A Breakdown of the FBI Raid on Mar-a-Lago

A Breakdown of the FBI Raid on Mar-a-Lago

Mia Bartl, Reporter

On Monday, August 8th, the FBI raided former president Donald Trump’s Mar-a-Lago resort. The FBI gave no reason for their raid, and offered no details about the materials collected. No search warrant was presented, leaving the public baffled and in dire need of an explanation. In the weeks since, more information regarding the raid, the reason for it as well as what was found, has been revealed to the public. Here are the facts. 

Prior to the Mar-a-Lago raid, Donald Trump was involved in two separate investigations. One, of course, was the ongoing investigation into the January 6th, 2021 siege of the capital, and Trump’s alleged involvement. The other was an investigation as to whether Trump inflated the value of assets on financial statements in an attempt to receive tax benefits. The deposition for this investigation was set to Wednesday, August 10th, just two days after the raid.

On February 9th of this year, a referral by the National Archives Records and Administration led the Department of Justice opening an investigation regarding Trump and his removal of 15 boxes of documents from the White House. On May 16th-18th, the FBI conducted a preliminary investigation of the 15 boxes in question at the Mar-a-Lago resort, under the supervision of Trump’s legal team. At that time, the FBi removed no documents or other materials from the resort. 

The Mar-a-Lago raid took place on August 8th and the FBI left the premises with at least 20 boxes full of documents that were allegedly illegally removed from the White House by the former president. Trump’s legal team was denied permission to supervise the removal of these materials from the Mar-a-Lago resort. 

Following the raid, very little information was made available to the public and to the press. The FBI produced no search warrant or affidavit validating the raid. For those unfamiliar, an affidavit is simply a statement which has been written under oath, and whose purpose is to be used as evidence in court. A search warrant is a document which legally authorized members of the department of justice to enter and search a given location. To make a raid such as the one on August 8th legal, the FBI must have each of these documents. The FBI’s reluctance to produce either of these documents led many to question its legitimacy and legality.

Senate minority leader Kevin McCarthy attacked the FBI, declaring the raid to be “weaponized politicization of the Department of Justice” while Trump called out the current administration, claiming they “lost all moral and ethical bounds.”  However, this past week, a heavily redacted search warrant affidavit has been released to the public. Included in this document was the following:

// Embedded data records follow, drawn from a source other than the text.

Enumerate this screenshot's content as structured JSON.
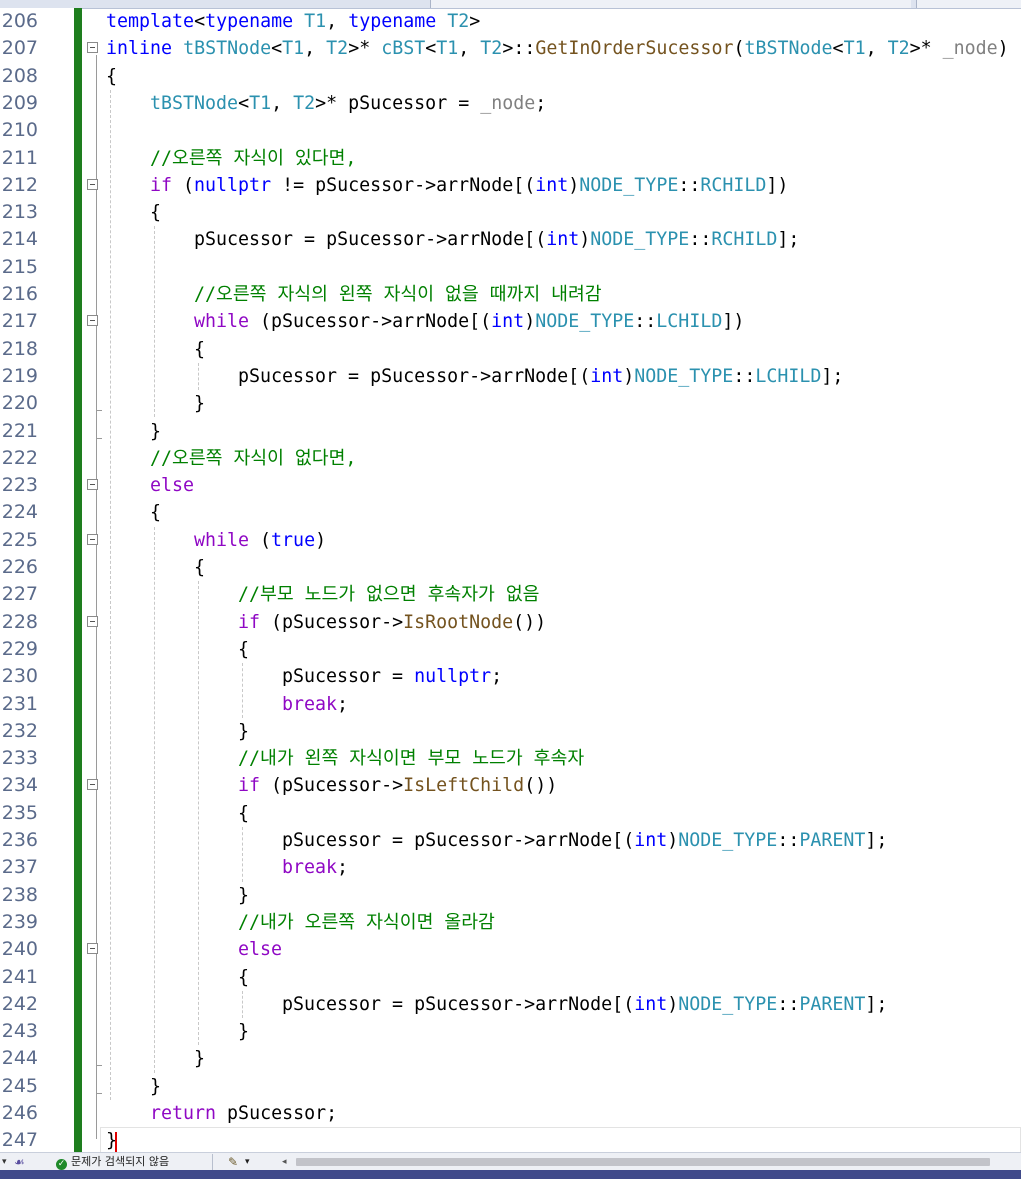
{
  "status_bar": {
    "no_issues_label": "문제가 검색되지 않음",
    "status_icon": "check-circle-icon",
    "brush_icon": "code-cleanup-icon",
    "dropdown_icon": "chevron-down-icon",
    "scroll_left_icon": "arrow-left-icon"
  },
  "colors": {
    "keyword": "#0000ff",
    "control": "#8f08c4",
    "type": "#2b91af",
    "comment": "#008000",
    "parameter": "#808080",
    "change_bar": "#1e7e1e",
    "caret": "#e00000"
  },
  "lines": [
    {
      "n": "206",
      "indent": 0,
      "fold": false,
      "tokens": [
        [
          "kw",
          "template"
        ],
        [
          "",
          "<"
        ],
        [
          "kw",
          "typename"
        ],
        [
          "",
          " "
        ],
        [
          "typ",
          "T1"
        ],
        [
          "",
          ", "
        ],
        [
          "kw",
          "typename"
        ],
        [
          "",
          " "
        ],
        [
          "typ",
          "T2"
        ],
        [
          "",
          ">"
        ]
      ]
    },
    {
      "n": "207",
      "indent": 0,
      "fold": true,
      "tokens": [
        [
          "kw",
          "inline"
        ],
        [
          "",
          " "
        ],
        [
          "typ",
          "tBSTNode"
        ],
        [
          "",
          "<"
        ],
        [
          "typ",
          "T1"
        ],
        [
          "",
          ", "
        ],
        [
          "typ",
          "T2"
        ],
        [
          "",
          ">* "
        ],
        [
          "typ",
          "cBST"
        ],
        [
          "",
          "<"
        ],
        [
          "typ",
          "T1"
        ],
        [
          "",
          ", "
        ],
        [
          "typ",
          "T2"
        ],
        [
          "",
          ">::"
        ],
        [
          "fn",
          "GetInOrderSucessor"
        ],
        [
          "",
          "("
        ],
        [
          "typ",
          "tBSTNode"
        ],
        [
          "",
          "<"
        ],
        [
          "typ",
          "T1"
        ],
        [
          "",
          ", "
        ],
        [
          "typ",
          "T2"
        ],
        [
          "",
          ">* "
        ],
        [
          "pm",
          "_node"
        ],
        [
          "",
          ")"
        ]
      ]
    },
    {
      "n": "208",
      "indent": 0,
      "fold": false,
      "tokens": [
        [
          "",
          "{"
        ]
      ]
    },
    {
      "n": "209",
      "indent": 1,
      "fold": false,
      "tokens": [
        [
          "typ",
          "tBSTNode"
        ],
        [
          "",
          "<"
        ],
        [
          "typ",
          "T1"
        ],
        [
          "",
          ", "
        ],
        [
          "typ",
          "T2"
        ],
        [
          "",
          ">* pSucessor = "
        ],
        [
          "pm",
          "_node"
        ],
        [
          "",
          ";"
        ]
      ]
    },
    {
      "n": "210",
      "indent": 1,
      "fold": false,
      "tokens": []
    },
    {
      "n": "211",
      "indent": 1,
      "fold": false,
      "tokens": [
        [
          "cm",
          "//오른쪽 자식이 있다면,"
        ]
      ]
    },
    {
      "n": "212",
      "indent": 1,
      "fold": true,
      "tokens": [
        [
          "ctl",
          "if"
        ],
        [
          "",
          " ("
        ],
        [
          "kw",
          "nullptr"
        ],
        [
          "",
          " != pSucessor->arrNode[("
        ],
        [
          "kw",
          "int"
        ],
        [
          "",
          ")"
        ],
        [
          "typ",
          "NODE_TYPE"
        ],
        [
          "",
          "::"
        ],
        [
          "typ",
          "RCHILD"
        ],
        [
          "",
          "])"
        ]
      ]
    },
    {
      "n": "213",
      "indent": 1,
      "fold": false,
      "tokens": [
        [
          "",
          "{"
        ]
      ]
    },
    {
      "n": "214",
      "indent": 2,
      "fold": false,
      "tokens": [
        [
          "",
          "pSucessor = pSucessor->arrNode[("
        ],
        [
          "kw",
          "int"
        ],
        [
          "",
          ")"
        ],
        [
          "typ",
          "NODE_TYPE"
        ],
        [
          "",
          "::"
        ],
        [
          "typ",
          "RCHILD"
        ],
        [
          "",
          "];"
        ]
      ]
    },
    {
      "n": "215",
      "indent": 2,
      "fold": false,
      "tokens": []
    },
    {
      "n": "216",
      "indent": 2,
      "fold": false,
      "tokens": [
        [
          "cm",
          "//오른쪽 자식의 왼쪽 자식이 없을 때까지 내려감"
        ]
      ]
    },
    {
      "n": "217",
      "indent": 2,
      "fold": true,
      "tokens": [
        [
          "ctl",
          "while"
        ],
        [
          "",
          " (pSucessor->arrNode[("
        ],
        [
          "kw",
          "int"
        ],
        [
          "",
          ")"
        ],
        [
          "typ",
          "NODE_TYPE"
        ],
        [
          "",
          "::"
        ],
        [
          "typ",
          "LCHILD"
        ],
        [
          "",
          "])"
        ]
      ]
    },
    {
      "n": "218",
      "indent": 2,
      "fold": false,
      "tokens": [
        [
          "",
          "{"
        ]
      ]
    },
    {
      "n": "219",
      "indent": 3,
      "fold": false,
      "tokens": [
        [
          "",
          "pSucessor = pSucessor->arrNode[("
        ],
        [
          "kw",
          "int"
        ],
        [
          "",
          ")"
        ],
        [
          "typ",
          "NODE_TYPE"
        ],
        [
          "",
          "::"
        ],
        [
          "typ",
          "LCHILD"
        ],
        [
          "",
          "];"
        ]
      ]
    },
    {
      "n": "220",
      "indent": 2,
      "fold": false,
      "tokens": [
        [
          "",
          "}"
        ]
      ]
    },
    {
      "n": "221",
      "indent": 1,
      "fold": false,
      "tokens": [
        [
          "",
          "}"
        ]
      ]
    },
    {
      "n": "222",
      "indent": 1,
      "fold": false,
      "tokens": [
        [
          "cm",
          "//오른쪽 자식이 없다면,"
        ]
      ]
    },
    {
      "n": "223",
      "indent": 1,
      "fold": true,
      "tokens": [
        [
          "ctl",
          "else"
        ]
      ]
    },
    {
      "n": "224",
      "indent": 1,
      "fold": false,
      "tokens": [
        [
          "",
          "{"
        ]
      ]
    },
    {
      "n": "225",
      "indent": 2,
      "fold": true,
      "tokens": [
        [
          "ctl",
          "while"
        ],
        [
          "",
          " ("
        ],
        [
          "kw",
          "true"
        ],
        [
          "",
          ")"
        ]
      ]
    },
    {
      "n": "226",
      "indent": 2,
      "fold": false,
      "tokens": [
        [
          "",
          "{"
        ]
      ]
    },
    {
      "n": "227",
      "indent": 3,
      "fold": false,
      "tokens": [
        [
          "cm",
          "//부모 노드가 없으면 후속자가 없음"
        ]
      ]
    },
    {
      "n": "228",
      "indent": 3,
      "fold": true,
      "tokens": [
        [
          "ctl",
          "if"
        ],
        [
          "",
          " (pSucessor->"
        ],
        [
          "fn",
          "IsRootNode"
        ],
        [
          "",
          "())"
        ]
      ]
    },
    {
      "n": "229",
      "indent": 3,
      "fold": false,
      "tokens": [
        [
          "",
          "{"
        ]
      ]
    },
    {
      "n": "230",
      "indent": 4,
      "fold": false,
      "tokens": [
        [
          "",
          "pSucessor = "
        ],
        [
          "kw",
          "nullptr"
        ],
        [
          "",
          ";"
        ]
      ]
    },
    {
      "n": "231",
      "indent": 4,
      "fold": false,
      "tokens": [
        [
          "ctl",
          "break"
        ],
        [
          "",
          ";"
        ]
      ]
    },
    {
      "n": "232",
      "indent": 3,
      "fold": false,
      "tokens": [
        [
          "",
          "}"
        ]
      ]
    },
    {
      "n": "233",
      "indent": 3,
      "fold": false,
      "tokens": [
        [
          "cm",
          "//내가 왼쪽 자식이면 부모 노드가 후속자"
        ]
      ]
    },
    {
      "n": "234",
      "indent": 3,
      "fold": true,
      "tokens": [
        [
          "ctl",
          "if"
        ],
        [
          "",
          " (pSucessor->"
        ],
        [
          "fn",
          "IsLeftChild"
        ],
        [
          "",
          "())"
        ]
      ]
    },
    {
      "n": "235",
      "indent": 3,
      "fold": false,
      "tokens": [
        [
          "",
          "{"
        ]
      ]
    },
    {
      "n": "236",
      "indent": 4,
      "fold": false,
      "tokens": [
        [
          "",
          "pSucessor = pSucessor->arrNode[("
        ],
        [
          "kw",
          "int"
        ],
        [
          "",
          ")"
        ],
        [
          "typ",
          "NODE_TYPE"
        ],
        [
          "",
          "::"
        ],
        [
          "typ",
          "PARENT"
        ],
        [
          "",
          "];"
        ]
      ]
    },
    {
      "n": "237",
      "indent": 4,
      "fold": false,
      "tokens": [
        [
          "ctl",
          "break"
        ],
        [
          "",
          ";"
        ]
      ]
    },
    {
      "n": "238",
      "indent": 3,
      "fold": false,
      "tokens": [
        [
          "",
          "}"
        ]
      ]
    },
    {
      "n": "239",
      "indent": 3,
      "fold": false,
      "tokens": [
        [
          "cm",
          "//내가 오른쪽 자식이면 올라감"
        ]
      ]
    },
    {
      "n": "240",
      "indent": 3,
      "fold": true,
      "tokens": [
        [
          "ctl",
          "else"
        ]
      ]
    },
    {
      "n": "241",
      "indent": 3,
      "fold": false,
      "tokens": [
        [
          "",
          "{"
        ]
      ]
    },
    {
      "n": "242",
      "indent": 4,
      "fold": false,
      "tokens": [
        [
          "",
          "pSucessor = pSucessor->arrNode[("
        ],
        [
          "kw",
          "int"
        ],
        [
          "",
          ")"
        ],
        [
          "typ",
          "NODE_TYPE"
        ],
        [
          "",
          "::"
        ],
        [
          "typ",
          "PARENT"
        ],
        [
          "",
          "];"
        ]
      ]
    },
    {
      "n": "243",
      "indent": 3,
      "fold": false,
      "tokens": [
        [
          "",
          "}"
        ]
      ]
    },
    {
      "n": "244",
      "indent": 2,
      "fold": false,
      "tokens": [
        [
          "",
          "}"
        ]
      ]
    },
    {
      "n": "245",
      "indent": 1,
      "fold": false,
      "tokens": [
        [
          "",
          "}"
        ]
      ]
    },
    {
      "n": "246",
      "indent": 1,
      "fold": false,
      "tokens": [
        [
          "ctl",
          "return"
        ],
        [
          "",
          " pSucessor;"
        ]
      ]
    },
    {
      "n": "247",
      "indent": 0,
      "fold": false,
      "tokens": [
        [
          "",
          "}"
        ]
      ]
    }
  ]
}
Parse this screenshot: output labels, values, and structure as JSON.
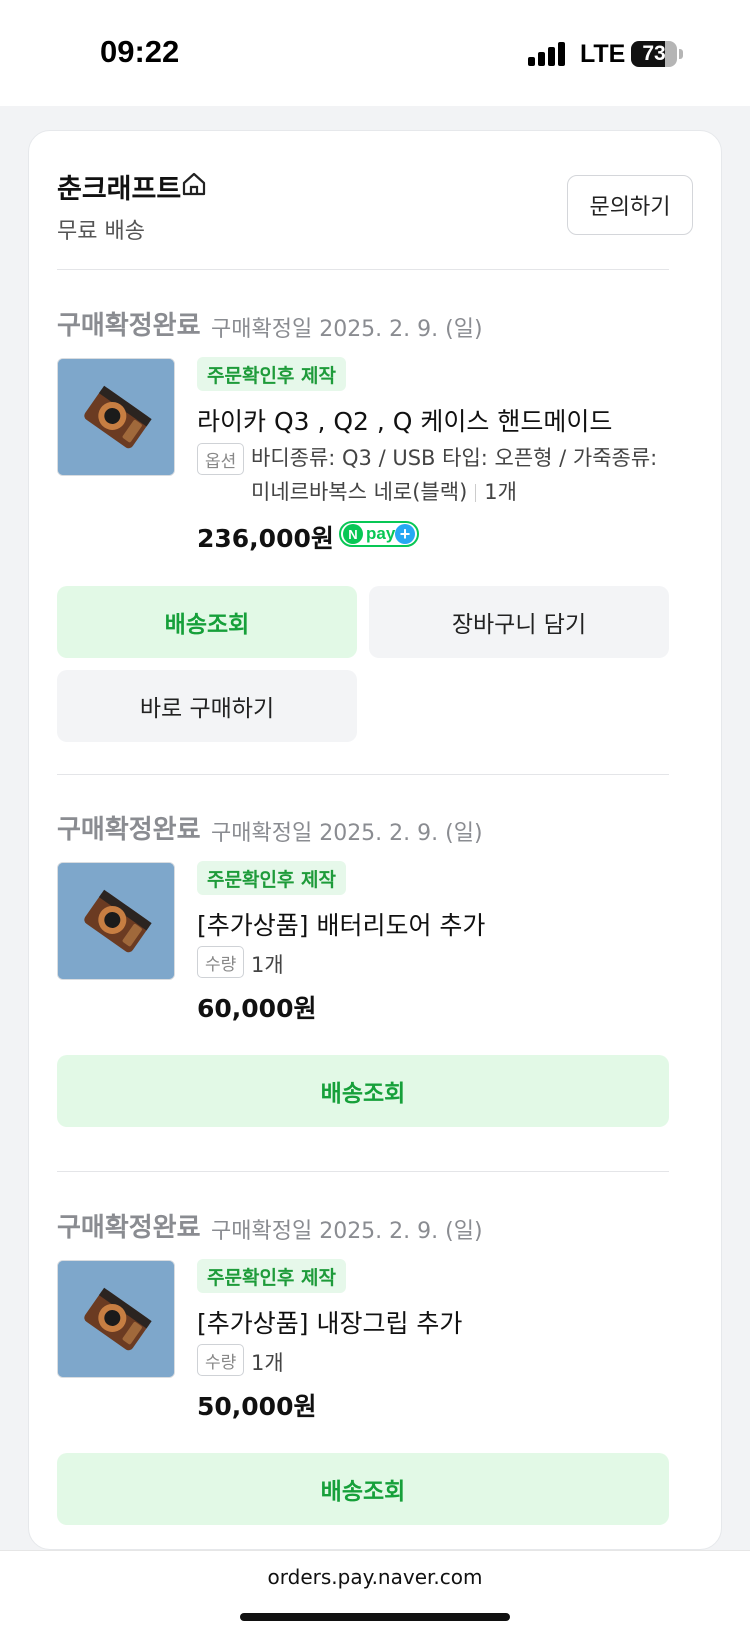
{
  "status_bar": {
    "time": "09:22",
    "network": "LTE",
    "battery": "73",
    "battery_level": 0.73
  },
  "seller": {
    "name": "춘크래프트",
    "shipping": "무료 배송",
    "inquiry_label": "문의하기"
  },
  "orders": [
    {
      "status": "구매확정완료",
      "date": "구매확정일 2025. 2. 9. (일)",
      "badge": "주문확인후 제작",
      "product_name": "라이카 Q3 , Q2 , Q 케이스 핸드메이드",
      "tag": "옵션",
      "option_line1": "바디종류: Q3 / USB 타입: 오픈형 / 가죽종류:",
      "option_line2": "미네르바복스 네로(블랙)",
      "quantity": "1개",
      "price": "236,000원",
      "npay": {
        "n": "N",
        "pay": "pay",
        "plus": "+"
      },
      "buttons": {
        "track": "배송조회",
        "cart": "장바구니 담기",
        "buy_now": "바로 구매하기"
      }
    },
    {
      "status": "구매확정완료",
      "date": "구매확정일 2025. 2. 9. (일)",
      "badge": "주문확인후 제작",
      "product_name": "[추가상품] 배터리도어 추가",
      "tag": "수량",
      "quantity": "1개",
      "price": "60,000원",
      "buttons": {
        "track": "배송조회"
      }
    },
    {
      "status": "구매확정완료",
      "date": "구매확정일 2025. 2. 9. (일)",
      "badge": "주문확인후 제작",
      "product_name": "[추가상품] 내장그립 추가",
      "tag": "수량",
      "quantity": "1개",
      "price": "50,000원",
      "buttons": {
        "track": "배송조회"
      }
    }
  ],
  "browser": {
    "url": "orders.pay.naver.com"
  },
  "colors": {
    "accent_green": "#16a03a",
    "accent_green_bg": "#e2f9e6",
    "npay_green": "#08c755"
  }
}
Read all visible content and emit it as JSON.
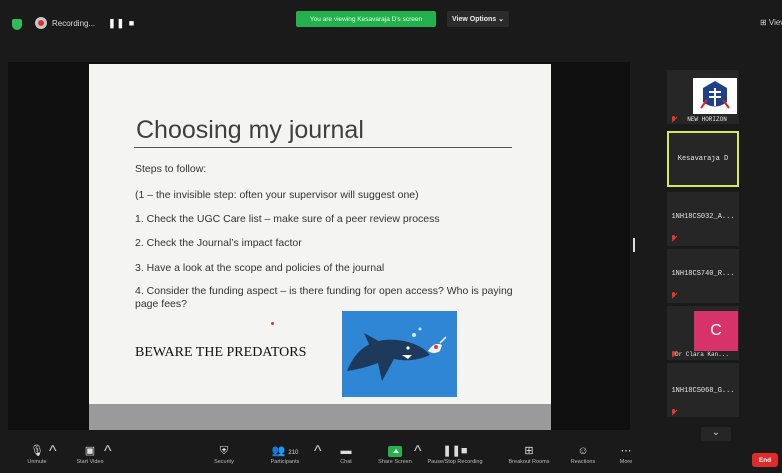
{
  "topbar": {
    "recording_label": "Recording...",
    "rec_controls": "❚❚ ■",
    "viewing_banner": "You are viewing Kesavaraja D's screen",
    "view_options": "View Options ⌄",
    "right_view": "⊞ View"
  },
  "slide": {
    "title": "Choosing my journal",
    "lines": [
      "Steps to follow:",
      "(1 – the invisible step: often your supervisor will suggest one)",
      "1. Check the UGC Care list – make sure of a peer review process",
      "2. Check the Journal’s impact factor",
      "3. Have a look at the scope and policies of the journal",
      "4. Consider the funding aspect – is there funding for open access? Who is paying page fees?"
    ],
    "beware": "BEWARE THE PREDATORS"
  },
  "participants": [
    {
      "name": "NEW HORIZON",
      "muted": true,
      "type": "logo"
    },
    {
      "name": "Kesavaraja D",
      "muted": false,
      "type": "active"
    },
    {
      "name": "1NH18CS032_A...",
      "muted": true,
      "type": "name"
    },
    {
      "name": "1NH18CS740_R...",
      "muted": true,
      "type": "name"
    },
    {
      "name": "Dr Clara Kan...",
      "muted": true,
      "type": "avatar",
      "initial": "C",
      "avatar_color": "#d8326b"
    },
    {
      "name": "1NH18CS068_G...",
      "muted": true,
      "type": "name"
    }
  ],
  "toolbar": {
    "unmute": "Unmute",
    "start_video": "Start Video",
    "security": "Security",
    "participants": "Participants",
    "participants_count": "210",
    "chat": "Chat",
    "share_screen": "Share Screen",
    "record": "Pause/Stop Recording",
    "breakout": "Breakout Rooms",
    "reactions": "Reactions",
    "more": "More",
    "end": "End"
  },
  "colors": {
    "accent_green": "#22b14c",
    "end_red": "#e02b2b",
    "active_border": "#d4e85a",
    "muted_red": "#e33333"
  }
}
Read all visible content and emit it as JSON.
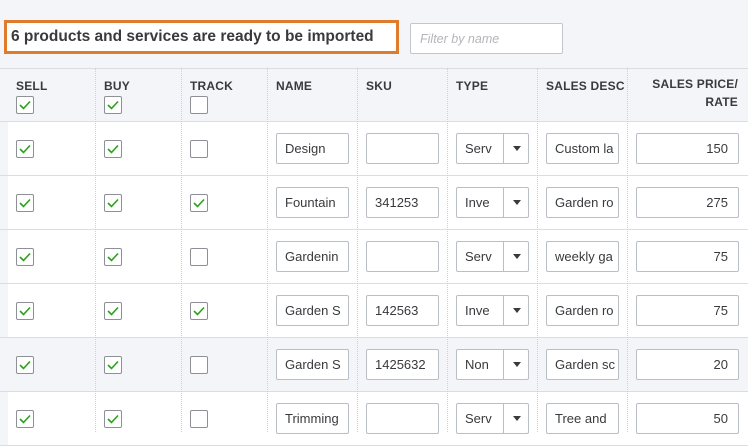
{
  "banner": {
    "text": "6 products and services are ready to be imported"
  },
  "filter": {
    "placeholder": "Filter by name"
  },
  "columns": {
    "sell": "SELL",
    "buy": "BUY",
    "track": "TRACK",
    "name": "NAME",
    "sku": "SKU",
    "type": "TYPE",
    "sales_desc": "SALES DESC",
    "sales_price_line1": "SALES PRICE/",
    "sales_price_line2": "RATE"
  },
  "header_checks": {
    "sell": true,
    "buy": true,
    "track": false
  },
  "rows": [
    {
      "sell": true,
      "buy": true,
      "track": false,
      "name": "Design",
      "sku": "",
      "type": "Serv",
      "sales_desc": "Custom la",
      "price": "150",
      "shaded": false
    },
    {
      "sell": true,
      "buy": true,
      "track": true,
      "name": "Fountain",
      "sku": "341253",
      "type": "Inve",
      "sales_desc": "Garden ro",
      "price": "275",
      "shaded": false
    },
    {
      "sell": true,
      "buy": true,
      "track": false,
      "name": "Gardenin",
      "sku": "",
      "type": "Serv",
      "sales_desc": "weekly ga",
      "price": "75",
      "shaded": false
    },
    {
      "sell": true,
      "buy": true,
      "track": true,
      "name": "Garden S",
      "sku": "142563",
      "type": "Inve",
      "sales_desc": "Garden ro",
      "price": "75",
      "shaded": false
    },
    {
      "sell": true,
      "buy": true,
      "track": false,
      "name": "Garden S",
      "sku": "1425632",
      "type": "Non",
      "sales_desc": "Garden sc",
      "price": "20",
      "shaded": true
    },
    {
      "sell": true,
      "buy": true,
      "track": false,
      "name": "Trimming",
      "sku": "",
      "type": "Serv",
      "sales_desc": "Tree and",
      "price": "50",
      "shaded": false
    }
  ],
  "colors": {
    "highlight_border": "#e07b2b",
    "check": "#2ca01c"
  }
}
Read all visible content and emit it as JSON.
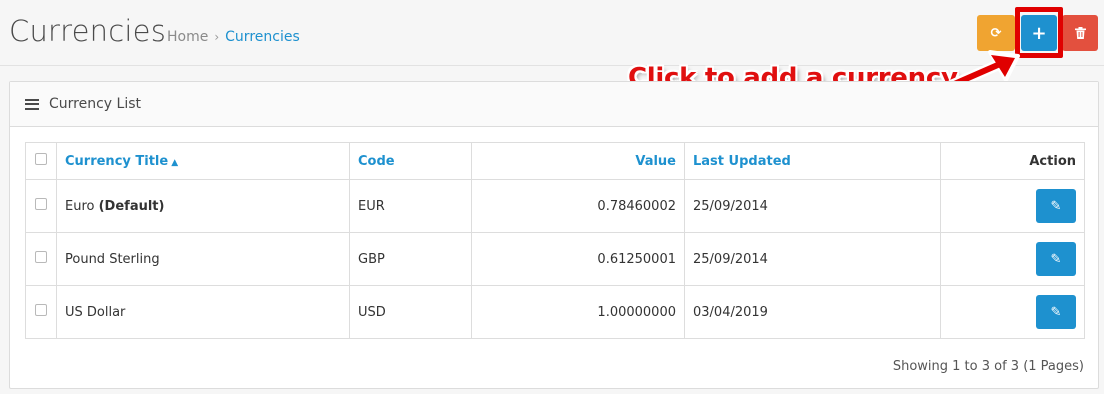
{
  "header": {
    "title": "Currencies",
    "breadcrumb": {
      "home": "Home",
      "separator": "›",
      "current": "Currencies"
    },
    "buttons": [
      {
        "name": "refresh",
        "icon": "refresh-icon",
        "glyph": "⟳",
        "color": "#f0a431"
      },
      {
        "name": "add",
        "icon": "plus-icon",
        "glyph": "+",
        "color": "#1e91cf"
      },
      {
        "name": "delete",
        "icon": "trash-icon",
        "glyph": "🗑",
        "color": "#e3503e"
      }
    ]
  },
  "annotation": {
    "text": "Click to add a currency",
    "color": "#e00000"
  },
  "panel": {
    "title": "Currency List",
    "icon": "list-icon"
  },
  "table": {
    "headers": {
      "title": "Currency Title",
      "title_sort_icon": "▲",
      "code": "Code",
      "value": "Value",
      "last_updated": "Last Updated",
      "action": "Action"
    },
    "rows": [
      {
        "title": "Euro",
        "suffix": "(Default)",
        "code": "EUR",
        "value": "0.78460002",
        "last_updated": "25/09/2014"
      },
      {
        "title": "Pound Sterling",
        "suffix": "",
        "code": "GBP",
        "value": "0.61250001",
        "last_updated": "25/09/2014"
      },
      {
        "title": "US Dollar",
        "suffix": "",
        "code": "USD",
        "value": "1.00000000",
        "last_updated": "03/04/2019"
      }
    ],
    "edit_icon": "pencil-icon",
    "edit_glyph": "✎"
  },
  "pagination": {
    "showing": "Showing 1 to 3 of 3 (1 Pages)"
  }
}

The purpose of the raid was to collect a number of documents containing confidential information which the former president had taken from the White House. These documents contained information ranging from classified to top secret. Upon arrival, the FBI expected to find the documents as well as evidence of obstruction. The affidavit establishes probable cause for both Trump’s possession of these documents as well as Trump, or one of his affiliates, obstruction of these documents. With that, a search warrant was issued and the raid was conducted.

As of last Friday, August 26, the Department of Justice released a more detailed list of documents confiscated at the Mar-a-Lago raid. Most of the materials taken were various federal documents, as expected. These documents are now under review to determine their level of classification and whether Trump was authorized to remove them from the White House. In addition to these types of documents, however, additional materials were confiscated. 18 items labeled as “gift item/article of clothing” were taken from the Mar-a-Lago resort, seemingly without any reason. 

Upon the disclosure of this information to the public, Trump’s legal team has requested the documents and other materials confiscated at Mar-a-Lago be examined to determine any potential executive privilege. If the materials are determined to be protected by executive privilege, that would allow Trump and his legal team to argue Trump removed the documents and withheld their information for the safety of the American people. In order to make this determination, however, the court will need to appoint a “special master” or unbiased, third attorney, to review the materials taken during the FBI raid. 

While the affidavit and recently released list of materials provide more insight into the raid and its purpose, many questions remain unanswered. Namely, what is the Department of Justice’s next move? Do they intend to indict Donald Trump, or did they simply want the confidential materials? Unfortunately, until Trump is formally charged or more information is offered, these questions will remain unanswered.